Did you know that over 7,400 Columbia couples met and fell in love through Columbia?
Some were hit by Cupid's arrow on the first day of classes, while others connected years later through the Columbia alumni network.
With Valentine's Day just around the corner, we've compiled a few of our favorite Columbia love stories—written and shared by our alumni—that would give Nicholas Sparks a run for his money.
Do you have your own Columbia love story to share? E-mail us your story and photo(s) to: firstname.lastname@example.org.
In honor of Black History Month, we look back at some of our trailblazing and accomplished black alumni.Read more
Did you know the Pulitzer Prizes, established and endowed by the Graduate School of Journalism founder Joseph Pulitzer, are administered by Columbia each year?
Pulitzer's will established Columbia as the seat of the administration of the prizes. In his will, Pulitzer bestowed an endowment of $2,000,000 for the establishment of a Journalism school, one-fourth of which was to be "applied to prizes or scholarships for the encouragement of public service, public morals, American literature, and the advancement of education."
Check out these other facts you may not know about the highest national honor in print journalism.Read more
Columbia is the fifth-oldest institution of higher learning in the United States, founded 22 years before the founding fathers (including Columbia alum Alexander Hamilton) signed the Constitution.
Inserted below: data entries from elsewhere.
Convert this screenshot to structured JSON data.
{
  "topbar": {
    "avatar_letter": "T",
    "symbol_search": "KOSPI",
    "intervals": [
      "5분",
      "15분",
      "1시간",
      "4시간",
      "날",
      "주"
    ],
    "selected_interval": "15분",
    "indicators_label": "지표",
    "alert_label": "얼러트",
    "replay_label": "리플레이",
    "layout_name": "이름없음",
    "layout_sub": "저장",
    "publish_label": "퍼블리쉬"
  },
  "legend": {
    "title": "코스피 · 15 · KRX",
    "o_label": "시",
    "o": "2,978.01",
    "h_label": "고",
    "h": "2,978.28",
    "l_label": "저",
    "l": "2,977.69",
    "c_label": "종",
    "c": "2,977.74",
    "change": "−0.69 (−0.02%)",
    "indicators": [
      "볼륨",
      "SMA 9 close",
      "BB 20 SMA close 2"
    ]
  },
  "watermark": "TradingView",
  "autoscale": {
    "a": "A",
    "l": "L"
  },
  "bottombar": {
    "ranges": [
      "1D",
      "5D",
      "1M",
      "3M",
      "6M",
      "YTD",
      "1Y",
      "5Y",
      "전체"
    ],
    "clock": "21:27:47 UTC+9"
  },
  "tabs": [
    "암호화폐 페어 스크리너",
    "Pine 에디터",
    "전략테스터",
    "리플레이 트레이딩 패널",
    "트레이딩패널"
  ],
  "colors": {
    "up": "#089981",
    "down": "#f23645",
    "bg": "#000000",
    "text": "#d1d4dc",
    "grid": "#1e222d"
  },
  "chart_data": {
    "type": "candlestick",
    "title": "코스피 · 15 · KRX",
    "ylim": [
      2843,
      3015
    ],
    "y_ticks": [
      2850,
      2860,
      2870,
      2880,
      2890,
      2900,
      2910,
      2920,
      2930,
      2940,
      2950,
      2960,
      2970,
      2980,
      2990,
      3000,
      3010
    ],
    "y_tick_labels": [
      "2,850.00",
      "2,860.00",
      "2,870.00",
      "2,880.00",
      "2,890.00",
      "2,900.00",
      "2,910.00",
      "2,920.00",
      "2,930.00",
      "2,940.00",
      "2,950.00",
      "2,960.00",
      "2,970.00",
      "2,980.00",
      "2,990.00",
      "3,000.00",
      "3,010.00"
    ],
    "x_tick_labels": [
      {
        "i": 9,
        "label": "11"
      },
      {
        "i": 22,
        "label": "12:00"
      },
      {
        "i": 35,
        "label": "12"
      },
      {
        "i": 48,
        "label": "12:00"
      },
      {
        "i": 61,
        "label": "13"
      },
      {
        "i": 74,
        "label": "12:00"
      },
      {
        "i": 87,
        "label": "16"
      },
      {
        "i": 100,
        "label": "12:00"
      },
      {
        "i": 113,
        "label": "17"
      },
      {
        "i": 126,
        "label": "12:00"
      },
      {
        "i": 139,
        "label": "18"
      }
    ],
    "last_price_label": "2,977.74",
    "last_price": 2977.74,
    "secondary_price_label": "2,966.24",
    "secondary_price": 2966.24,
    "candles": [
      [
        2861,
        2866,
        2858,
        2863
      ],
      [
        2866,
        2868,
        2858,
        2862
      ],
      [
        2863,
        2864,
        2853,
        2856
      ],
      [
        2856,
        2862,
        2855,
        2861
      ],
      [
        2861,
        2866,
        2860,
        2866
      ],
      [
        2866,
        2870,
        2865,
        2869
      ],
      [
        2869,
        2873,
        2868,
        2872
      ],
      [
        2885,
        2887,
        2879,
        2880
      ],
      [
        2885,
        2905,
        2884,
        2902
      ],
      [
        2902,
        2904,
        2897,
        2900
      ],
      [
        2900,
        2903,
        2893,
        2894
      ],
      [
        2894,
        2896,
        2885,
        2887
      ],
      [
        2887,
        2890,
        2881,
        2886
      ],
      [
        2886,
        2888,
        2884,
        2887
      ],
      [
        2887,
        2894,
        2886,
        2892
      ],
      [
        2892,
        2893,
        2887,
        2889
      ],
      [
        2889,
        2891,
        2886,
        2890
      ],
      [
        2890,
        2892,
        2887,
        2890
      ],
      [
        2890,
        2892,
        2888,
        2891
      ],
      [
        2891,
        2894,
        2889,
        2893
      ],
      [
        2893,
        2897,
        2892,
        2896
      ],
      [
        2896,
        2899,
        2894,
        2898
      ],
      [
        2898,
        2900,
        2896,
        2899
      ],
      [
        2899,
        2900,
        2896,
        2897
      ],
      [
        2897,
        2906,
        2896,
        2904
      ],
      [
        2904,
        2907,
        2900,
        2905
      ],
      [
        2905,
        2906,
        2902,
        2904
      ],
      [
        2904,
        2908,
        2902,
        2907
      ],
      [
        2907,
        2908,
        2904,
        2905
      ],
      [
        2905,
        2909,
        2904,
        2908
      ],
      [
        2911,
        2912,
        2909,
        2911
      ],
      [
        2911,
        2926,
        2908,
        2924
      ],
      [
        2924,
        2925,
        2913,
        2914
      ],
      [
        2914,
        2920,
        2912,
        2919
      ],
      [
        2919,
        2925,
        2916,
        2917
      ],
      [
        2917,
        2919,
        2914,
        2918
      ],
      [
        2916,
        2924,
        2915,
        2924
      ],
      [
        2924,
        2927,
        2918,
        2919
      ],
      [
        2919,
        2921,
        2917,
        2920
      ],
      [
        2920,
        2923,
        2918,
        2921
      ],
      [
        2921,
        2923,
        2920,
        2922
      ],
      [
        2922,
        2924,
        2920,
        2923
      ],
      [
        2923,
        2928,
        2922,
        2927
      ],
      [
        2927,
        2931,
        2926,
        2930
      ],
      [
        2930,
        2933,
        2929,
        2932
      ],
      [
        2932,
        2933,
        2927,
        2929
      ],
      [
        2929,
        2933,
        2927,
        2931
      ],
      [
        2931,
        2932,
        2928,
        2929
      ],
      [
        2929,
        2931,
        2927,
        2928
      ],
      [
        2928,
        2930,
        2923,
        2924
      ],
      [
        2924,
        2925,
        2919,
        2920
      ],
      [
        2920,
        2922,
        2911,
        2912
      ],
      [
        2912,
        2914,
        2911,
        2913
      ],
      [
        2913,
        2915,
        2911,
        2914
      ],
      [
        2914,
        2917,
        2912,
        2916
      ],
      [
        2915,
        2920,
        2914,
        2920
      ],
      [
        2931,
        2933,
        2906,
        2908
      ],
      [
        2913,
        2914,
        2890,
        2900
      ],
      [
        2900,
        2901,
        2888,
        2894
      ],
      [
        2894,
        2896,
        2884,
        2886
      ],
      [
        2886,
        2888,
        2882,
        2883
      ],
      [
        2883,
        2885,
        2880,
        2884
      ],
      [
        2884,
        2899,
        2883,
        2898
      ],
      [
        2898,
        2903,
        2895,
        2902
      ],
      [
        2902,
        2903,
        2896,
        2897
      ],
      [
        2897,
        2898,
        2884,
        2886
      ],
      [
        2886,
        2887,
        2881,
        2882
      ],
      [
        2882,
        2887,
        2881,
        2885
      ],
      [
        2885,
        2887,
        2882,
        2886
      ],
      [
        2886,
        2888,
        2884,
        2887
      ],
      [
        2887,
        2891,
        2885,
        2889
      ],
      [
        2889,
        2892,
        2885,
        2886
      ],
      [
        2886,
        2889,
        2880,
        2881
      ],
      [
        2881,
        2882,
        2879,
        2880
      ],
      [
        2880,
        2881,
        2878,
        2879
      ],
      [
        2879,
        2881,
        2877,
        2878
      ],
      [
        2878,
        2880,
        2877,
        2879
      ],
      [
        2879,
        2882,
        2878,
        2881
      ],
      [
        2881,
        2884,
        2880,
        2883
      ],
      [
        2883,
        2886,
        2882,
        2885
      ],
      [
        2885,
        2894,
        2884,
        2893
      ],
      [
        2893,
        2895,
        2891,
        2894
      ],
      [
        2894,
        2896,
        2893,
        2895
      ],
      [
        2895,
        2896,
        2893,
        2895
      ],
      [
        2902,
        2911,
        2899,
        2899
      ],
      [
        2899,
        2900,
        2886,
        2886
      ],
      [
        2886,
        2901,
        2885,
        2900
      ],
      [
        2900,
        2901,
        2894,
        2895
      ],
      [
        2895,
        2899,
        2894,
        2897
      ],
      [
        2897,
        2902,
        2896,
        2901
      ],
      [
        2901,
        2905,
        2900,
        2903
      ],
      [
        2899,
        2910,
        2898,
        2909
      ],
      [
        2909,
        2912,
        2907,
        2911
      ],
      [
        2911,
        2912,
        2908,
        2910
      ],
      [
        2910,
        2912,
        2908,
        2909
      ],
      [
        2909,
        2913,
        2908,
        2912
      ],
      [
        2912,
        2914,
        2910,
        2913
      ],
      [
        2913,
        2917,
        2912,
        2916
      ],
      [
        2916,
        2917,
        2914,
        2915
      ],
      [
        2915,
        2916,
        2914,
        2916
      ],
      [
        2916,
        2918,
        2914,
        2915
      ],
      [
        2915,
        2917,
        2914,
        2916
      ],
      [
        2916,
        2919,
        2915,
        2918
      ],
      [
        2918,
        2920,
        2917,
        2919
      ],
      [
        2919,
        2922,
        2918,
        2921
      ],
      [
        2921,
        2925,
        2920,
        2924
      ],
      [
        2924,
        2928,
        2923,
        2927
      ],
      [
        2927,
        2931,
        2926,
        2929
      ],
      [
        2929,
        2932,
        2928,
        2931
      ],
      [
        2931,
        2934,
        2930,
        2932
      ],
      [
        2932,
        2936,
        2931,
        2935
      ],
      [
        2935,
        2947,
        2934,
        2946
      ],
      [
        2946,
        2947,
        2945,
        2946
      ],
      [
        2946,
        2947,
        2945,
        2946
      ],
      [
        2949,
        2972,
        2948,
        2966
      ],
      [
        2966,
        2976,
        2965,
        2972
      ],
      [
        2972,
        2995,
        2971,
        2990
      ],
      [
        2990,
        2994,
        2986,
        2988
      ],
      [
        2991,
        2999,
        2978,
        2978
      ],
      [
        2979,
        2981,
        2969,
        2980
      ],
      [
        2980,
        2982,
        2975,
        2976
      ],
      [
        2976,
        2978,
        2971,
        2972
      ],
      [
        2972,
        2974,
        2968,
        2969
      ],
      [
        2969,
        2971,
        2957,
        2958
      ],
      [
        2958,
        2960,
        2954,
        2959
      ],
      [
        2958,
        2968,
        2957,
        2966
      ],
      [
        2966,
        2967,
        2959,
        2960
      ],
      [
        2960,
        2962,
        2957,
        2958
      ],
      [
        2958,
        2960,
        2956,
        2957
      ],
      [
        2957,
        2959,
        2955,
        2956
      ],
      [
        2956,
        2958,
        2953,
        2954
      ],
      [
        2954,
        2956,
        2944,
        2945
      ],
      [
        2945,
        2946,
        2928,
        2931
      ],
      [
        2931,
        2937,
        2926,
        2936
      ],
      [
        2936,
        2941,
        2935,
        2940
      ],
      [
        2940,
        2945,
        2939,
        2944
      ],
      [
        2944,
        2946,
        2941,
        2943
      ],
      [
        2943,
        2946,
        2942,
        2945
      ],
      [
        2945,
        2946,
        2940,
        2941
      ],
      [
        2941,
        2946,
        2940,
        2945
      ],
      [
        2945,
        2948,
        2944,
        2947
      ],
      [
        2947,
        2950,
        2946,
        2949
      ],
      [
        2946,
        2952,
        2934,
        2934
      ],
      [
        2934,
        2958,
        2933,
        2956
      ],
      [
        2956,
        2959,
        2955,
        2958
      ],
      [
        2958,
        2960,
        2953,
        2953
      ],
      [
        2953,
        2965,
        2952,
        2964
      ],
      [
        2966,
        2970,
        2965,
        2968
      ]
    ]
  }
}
The Columbia Alumni Association, in contrast, is the youngest among the Ivies, having celebrated its first decade in 2015.
This duality brings together something that is uniquely and utterly Columbian in nature—a sense of tradition, gravitas, and history paired with an innovative and contemporary spirit.
Take a look at today's Columbia alumni community by the numbers:
If you thought that the fictional 'Indominus Rex' in the sci-fi adventure film Jurassic World was big, just wait until you get a glimpse of the real-life remains of the enormous titanosaur that has recently invaded NYC's American Museum of Natural History (AMNH).
This 122-foot-long beast (about the length of three school buses - or twenty-two Alma Maters placed side-by-side) is a species so new that it has not yet been formally named by the team of paleontologists who discovered it - a team led by Dr. Jose Luis Carballido and Columbia alumnus, Dr. Diego Pol '04GSAS.
In 2012, a local rancher in southern Argentina reported that he found fossils on his land to the Museum of Paleontology Egidio Feruglio in Argentina.
By 2014, Dr. Pol and his team of paleontologists excavated 223 fossil bones belonging to six titanosaur dinosaurs at the site, including an 8-foot-tall femur bone now on exhibit at AMNH. These giant herbivores roamed the earth some 100 million years ago, during the Late Cretaceous period.
By measuring the length and circumference of the femur, Dr. Pol and his team estimate that the behemoth dino may have tipped the scale at 70 tons - more than 10 African elephants.
Photo: Pol next to the femur of the behemoth titanosaur via BBC News.
How does one go about measuring the size of a prehistoric daunting dino? In this video, Dr. Pol explains how the measuring process works.
Today, you too can marvel at this prehistoric wonder at AMNH, where the titanosaur has invaded not one, but two rooms at the museum. It dwarfs AMNH's famous blue whale by nearly 30 feet (although the blue whale still takes the crown in mass, weighing as much as 200 tons, or 3x as much as the titanosaur).
Photo: PBS NewsHour via AMNH
Congratulations, Dr. Pol, for the incredible discovery. And for the record, we think "Columbia-osaur" has a nice ring to it, if you're brainstorming names.